President Dr. Lazarus McCarthy Chakwera is expected to preside over the commemoration, which will be held under the theme: “End Inequalities. End AIDS. End Pandemics.”
The local translation for the theme being “Tonse ndife ofanana. Pamodzi tithetse EDZI. Mogwirizana tithetse miliri.”
Addressing journalists in Lilongwe on Monday, the Deputy Minister of Health and Population, Chrissie Kalamula Kanyasho, said the theme is in line with Malawi’s goal of ending Aids as a public health threat by the year 2030.
Kanyasho said there is a need for everyone to rally against and confront societal inequalities, stigma and discrimination that drive the spread of HIV as well as to reach out to people who are currently not receiving essential HIV and AIDS services.
The Deputy Minister stressed that collaboration is the only way Malawi can achieve her dream of ending Aids as a public health threat by the stated year.
However, Kanyasho reported that Malawi has is “performing exceptionally well towards the achievement of the 95:95:95 treatment targets, which stipulate that 95 percent of those living with HIV should know their HIV+ status; 95 percent of those that have been diagnosed with HIV should be enrolled on the life-prolonging Anti-retroviral drugs and 95 percent of those enrolled on the life-prolonging ARVs should have their viral load suppressed.”

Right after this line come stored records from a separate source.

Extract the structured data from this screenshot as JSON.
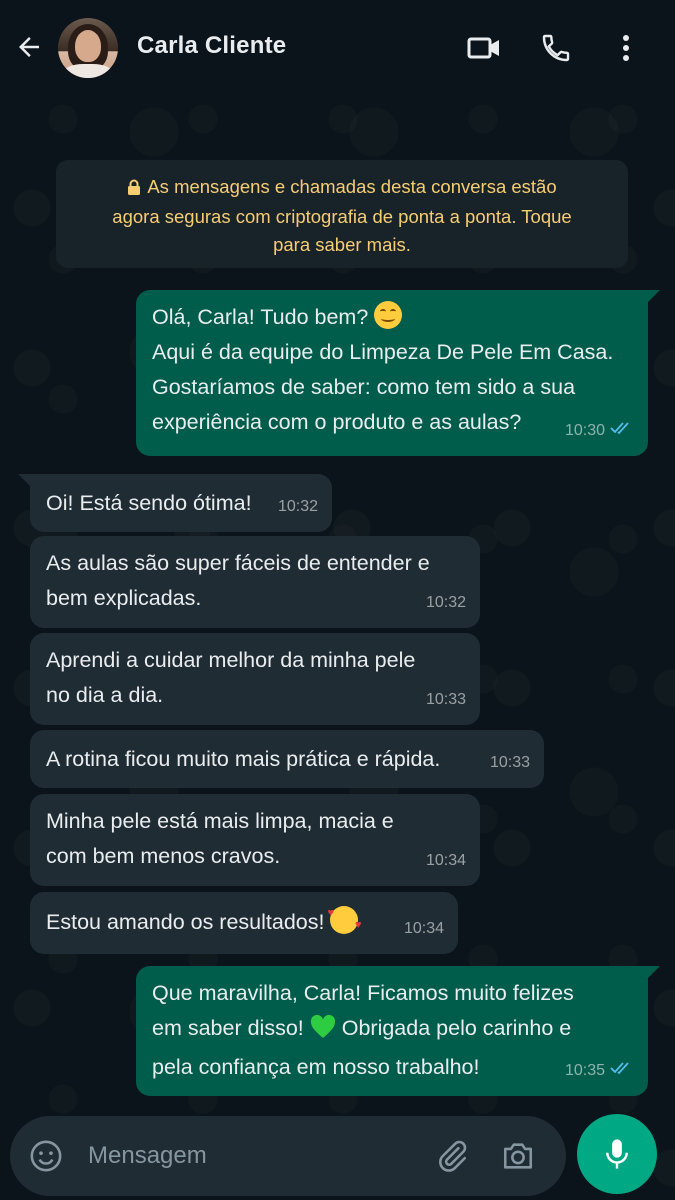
{
  "header": {
    "contact_name": "Carla Cliente",
    "icons": [
      "back-arrow-icon",
      "video-call-icon",
      "phone-icon",
      "more-vert-icon"
    ]
  },
  "notice": {
    "line1": "As mensagens e chamadas desta conversa estão",
    "line2": "agora seguras com criptografia de ponta a ponta. Toque",
    "line3": "para saber mais."
  },
  "messages": [
    {
      "direction": "out",
      "lines": [
        "Olá, Carla! Tudo bem?",
        "Aqui é da equipe do Limpeza De Pele Em Casa.",
        "Gostaríamos de saber: como tem sido a sua",
        "experiência com o produto e as aulas?"
      ],
      "time": "10:30",
      "status": "read"
    },
    {
      "direction": "in",
      "lines": [
        "Oi! Está sendo ótima!"
      ],
      "time": "10:32"
    },
    {
      "direction": "in",
      "lines": [
        "As aulas são super fáceis de entender e",
        "bem explicadas."
      ],
      "time": "10:32"
    },
    {
      "direction": "in",
      "lines": [
        "Aprendi a cuidar melhor da minha pele",
        "no dia a dia."
      ],
      "time": "10:33"
    },
    {
      "direction": "in",
      "lines": [
        "A rotina ficou muito mais prática e rápida."
      ],
      "time": "10:33"
    },
    {
      "direction": "in",
      "lines": [
        "Minha pele está mais limpa, macia e",
        "com bem menos cravos."
      ],
      "time": "10:34"
    },
    {
      "direction": "in",
      "lines": [
        "Estou amando os resultados!"
      ],
      "time": "10:34"
    },
    {
      "direction": "out",
      "lines": [
        "Que maravilha, Carla! Ficamos muito felizes",
        "em saber disso!",
        "Obrigada pelo carinho e",
        "pela confiança em nosso trabalho!"
      ],
      "time": "10:35",
      "status": "read"
    }
  ],
  "input": {
    "placeholder": "Mensagem",
    "icons": [
      "emoji-icon",
      "attach-icon",
      "camera-icon",
      "mic-icon"
    ]
  },
  "colors": {
    "background": "#0b141a",
    "outgoing_bubble": "#005c4b",
    "incoming_bubble": "#202c33",
    "notice_text": "#f7cd73",
    "read_ticks": "#53bdeb",
    "accent": "#00a884"
  }
}
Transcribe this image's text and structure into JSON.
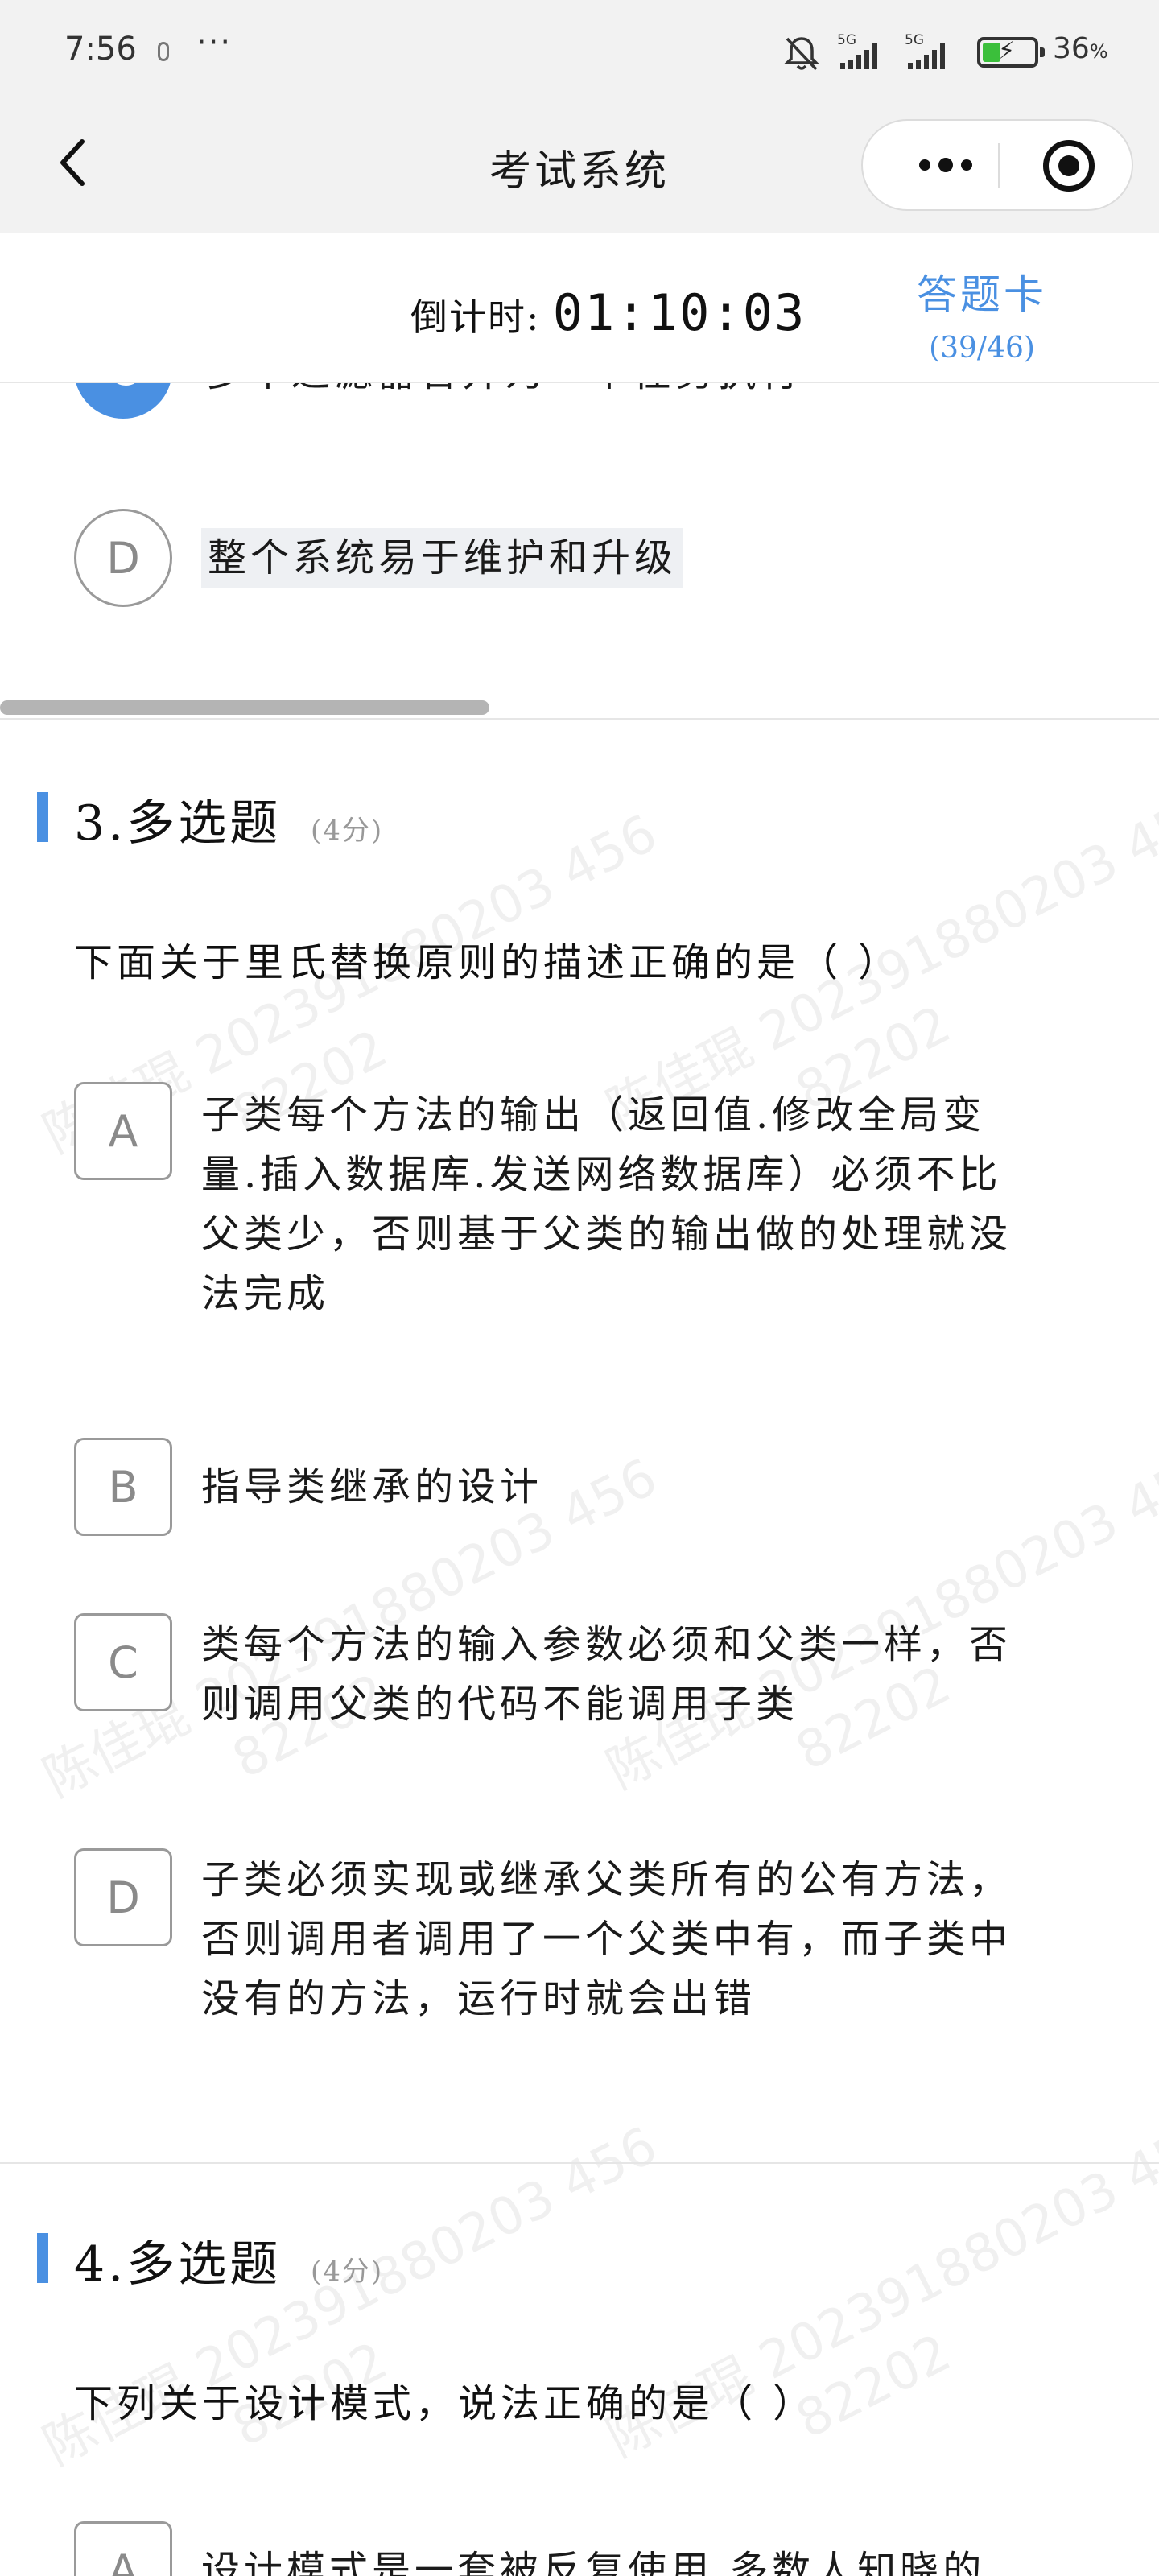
{
  "status_bar": {
    "time": "7:56",
    "dots": "···",
    "signal1_label": "5G",
    "signal2_label": "5G",
    "battery_percent": "36",
    "battery_unit": "%",
    "battery_level": 0.36,
    "battery_color": "#3bbf3b"
  },
  "nav": {
    "title": "考试系统"
  },
  "header": {
    "countdown_label": "倒计时:",
    "countdown_value": "01:10:03",
    "answer_card_label": "答题卡",
    "answer_card_count": "(39/46)",
    "accent_color": "#4a90e2"
  },
  "prev_question": {
    "option_c_letter": "C",
    "option_c_text": "多个过滤器合并为一个任务执行",
    "option_d_letter": "D",
    "option_d_text": "整个系统易于维护和升级"
  },
  "questions": [
    {
      "number_title": "3.多选题",
      "score": "(4分)",
      "stem": "下面关于里氏替换原则的描述正确的是（ ）",
      "options": [
        {
          "letter": "A",
          "lines": [
            "子类每个方法的输出（返回值.修改全局变",
            "量.插入数据库.发送网络数据库）必须不比",
            "父类少，否则基于父类的输出做的处理就没",
            "法完成"
          ]
        },
        {
          "letter": "B",
          "lines": [
            "指导类继承的设计"
          ]
        },
        {
          "letter": "C",
          "lines": [
            "类每个方法的输入参数必须和父类一样，否",
            "则调用父类的代码不能调用子类"
          ]
        },
        {
          "letter": "D",
          "lines": [
            "子类必须实现或继承父类所有的公有方法，",
            "否则调用者调用了一个父类中有，而子类中",
            "没有的方法，运行时就会出错"
          ]
        }
      ]
    },
    {
      "number_title": "4.多选题",
      "score": "(4分)",
      "stem": "下列关于设计模式，说法正确的是（ ）",
      "options": [
        {
          "letter": "A",
          "lines": [
            "设计模式是一套被反复使用,多数人知晓的"
          ]
        }
      ]
    }
  ],
  "watermark": {
    "line1": "陈佳琨 202391880203 456",
    "line2": "82202"
  }
}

“These targets were planned to be achieved by the year 2025 at the expiry of the current National Strategic Plan (NSP) for HIV and AIDS (2020-2025). The country’s performance against these targets stands at 97:92:94. This performance is encouraging. As you can see, we have already surpassed the first 95 within the first year of the five-year period of the NSP. We are also on course to beat the third 95 within the shortest period ever as we are already at 94,” she said.

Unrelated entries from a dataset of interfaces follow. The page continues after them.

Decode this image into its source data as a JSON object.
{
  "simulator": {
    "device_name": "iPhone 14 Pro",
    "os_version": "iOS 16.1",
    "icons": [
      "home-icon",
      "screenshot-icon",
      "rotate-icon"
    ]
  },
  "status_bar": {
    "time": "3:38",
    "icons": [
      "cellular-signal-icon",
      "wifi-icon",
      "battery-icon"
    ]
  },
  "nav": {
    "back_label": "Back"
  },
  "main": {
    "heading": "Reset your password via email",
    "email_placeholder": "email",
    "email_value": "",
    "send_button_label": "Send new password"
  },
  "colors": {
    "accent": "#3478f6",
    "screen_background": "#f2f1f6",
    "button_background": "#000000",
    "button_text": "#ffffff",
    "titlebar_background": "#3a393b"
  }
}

But Kanyasho lamented that despite the above success, Malawi is lagging behind on the second 95, currently at 92.
She said this is because many of those diagnosed with HIV are not starting treating on time as stipulated in the Test-and-Treat policy, which entails that those that have been diagnosed with HIV should immediately be enrolled on the life-prolonging ARVs.

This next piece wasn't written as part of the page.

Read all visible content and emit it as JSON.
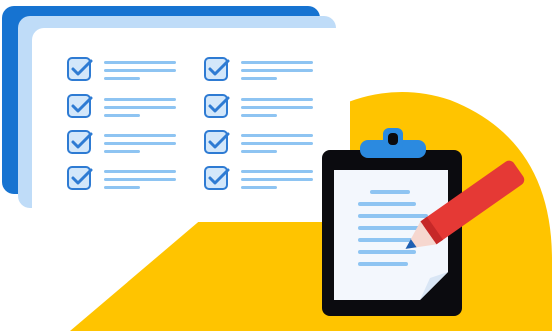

“It is worrisome to note that these people say that they cannot start the ARVs while they are still healthy and strong. Starting ARVs while one is still strong helps keep the viral load low as well as reduce incidents of opportunistic infections; thereby enabling one to continue enjoying a healthy and long life,” said the Deputy Minister.
She further disclosed that Malawi has also significantly reduced cases of new infections from around 56, 000 in 2010 to around 19, 000 in 2021, and Aids-related deaths from 32,000 in 2010 to 10,800 in 2021.
However, Kanyasho expressed worry that HIV new infections are high in some subpopulations, citing the 28 percent of all new HIV infections being adolescent girls and young women aged 15-24 due to social-cultural and economic factors, which make them more vulnerable to HIV than their male counterparts.
She appealed to journalists to research, cover and document the sessions nationwide, while at the same time informing the nation on what is taking place in various communities.
In his remarks, the Executive Director for Malawi Network of Aids Support Organizations (MANASO), Jones Chimpukuso, commended the efforts the government is undertaking to eradicate the pandemic.
Chimpukuso, however, said more needs to be done if Malawi is to win the battle against the disease.Follow and Subscribe Nyasa TV :